Wait, I’ve already seen this movie! Or have I? It’s hard to tell nowadays with all the posters looking alike.
As Christophe Courtois cleverly noticed, the people in the film industry rarely bother to come up with an original poster for their movie. He organized similar posters in groups to show us the most common clichés in poster design.
Apparently, this is helpful when picking a film, because you can guess the movie content pretty accurately. Artsy drama? pick the one with the most letters written over it. A big staring eye gets you a sci-fi movie, and if you’re in the mood for an action thriller, go for the blurred running silhouettes in either blue or orange. The last piece of advice – if you see Adam Sandler on it, just run and don’t look back.

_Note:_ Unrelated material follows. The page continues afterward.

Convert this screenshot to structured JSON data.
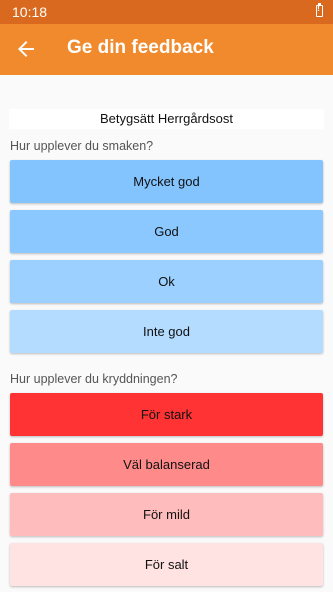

I bought one of these from Asda Direct when they dropped the price to a very cheap £15 (this was after the one I ordered from eBay never arrived.) I have been looking for a small clip device for running, mainly mp3 players to listen to podcasts (I find music boring when running), but found this which I thought would be great to listen to talksport or radio 5 live in digital quality.
I’ve had a Raspberry Pi lying around for a while. I ve done a few thing with it, but nothing worth any interest to me or are better served by something else, e.g. my xbmc on the Pivos Xios DS. I thought I should really get some use out of it, so I started looking around as to what interesting projects are out there. One that really caught my eye was making it into a retro gaming system. Now who doesn’t want to play classic games, especially if you are adult of my age who got bought up on 8 bit and 16 bit gaming.
If, like me, you have looked to move into a diskless household, no more dvds, blurays, cds, you have endeavored to look for the perfect solutions for your media. For movies and TV shows, there seems to be a raft of different options, but for music, there were limited choice. To have a centralised music location on a NAS and the ability to stream them to a device or multiple devices via a user interface.
Finally my search for the living room media player may have come to an end. For years I have had a HTPC, a PC hooked up to a TV to watch my collection of digitally backed up films and tv shows. It was sufficient but had many draw backs.
Firstly I could never manage to get suspend to work correctly, which had it wake, what seemed to me, randomly throughout the day. It led to me keeping it shutdown and have it boot up (slowly) into windows before launching my media software of choice as and when I used it. Also, like any PC, it has fans, on the CPU and power supply. My build was to be quiet as possible, but it was never silent.
I have been on a look out for a new Android tablet since selling my Asus Transformer TF101 several months ago.
Since the arrival of the first Android tablets, there has been an emergence of cheap tablets coming from China. These interested me as I am not a heavy user of tablets and still prefer my screen and keyboard on my desktop.
In most operating systems and NAS’s you can chose to have your hard drives spin down if not in use. It’s a way of extending the life of the hard drive.
If, like me, you have your media collection saved on a separate source to your xbmc install (linux box networked to a NAS), you may find that, when accessing your movie/episodes, xbmc doesn’t give your hard drives enough time to spin up before thinking that the location doesn’t exist and asks whether you would like to delete it from the library. If you say no and retry it loads fine. It’s a bit of a pain.
Well, there is a quick fix.
I do wish Sir Alex Ferguson exercise more common sense when making his comments, but yet again, it’s another example of the xenophobic belief held by English football and its press and media. Blame the “Dirty Foreigners”.
If diving is a foreign import, then way did was it always said that “Franny Lee always dived”, a footballer plying his trade in the English league in the 60’s and 70’s?
It winds me up no end when people use Lucas as a template as to why we shouldn’t criticise some of the Liverpool players, such as Downing, Adam and Carroll. The more educated of us who backed Lucas at the beginning of his LFC career did so as we noticed key fundamentals that outlined what a player he could become.